Date of this Version
MODERN PHILOLOGY, Volume 11, Number 2, Oct., 1913
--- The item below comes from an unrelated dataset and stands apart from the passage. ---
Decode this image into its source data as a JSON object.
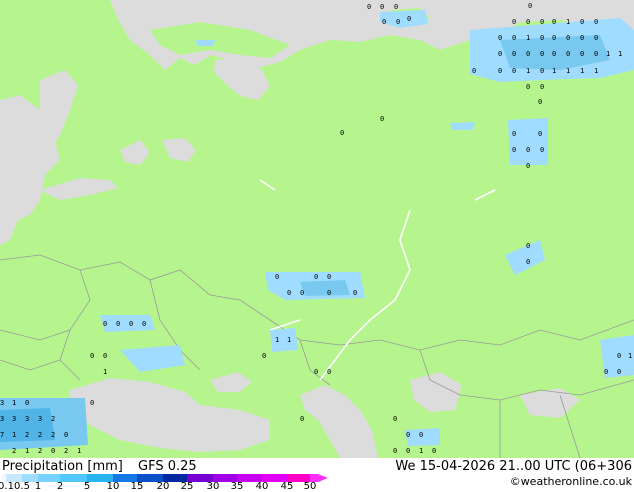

Several writers recently have found analogy between the conditions attending the growth of cowboy songs in isolated communities in the Southwest, and the conditions under which arose the English and Scottish popular ballads—those problematic pieces which form so special a chapter in the history of English poetry. Mr. Lomax, the chief collector of southwestern folk songs, notes, when speaking of western communities, how "illiterate people and people cut off from newspapers and books, isolated and lonely—thrown back on primal resources for entertainment and for the expression of emotion—utter themselves through somewhat the same character of songs as did their forefathers of perhaps a thousand years ago." Professor Barrett Wendell suggests that it is possible to trace in this group of American ballads "the precise manner in which songs and cycles of songs—obviously analogous to those surviving from older and antique times—have come into being. The facts which are still available concerning the ballads of our own Southwest are such as should go far to prove, or to disprove, many of the theories advanced concerning the laws of literature as evinced in the ballads of the Old World." Ex-President Roosevelt affirms in a personal letter to Mr. Lomax that "there is something very curious in the reproduction here on this new continent of essentially the conditions of ballad-growth which obtained in mediaeval England."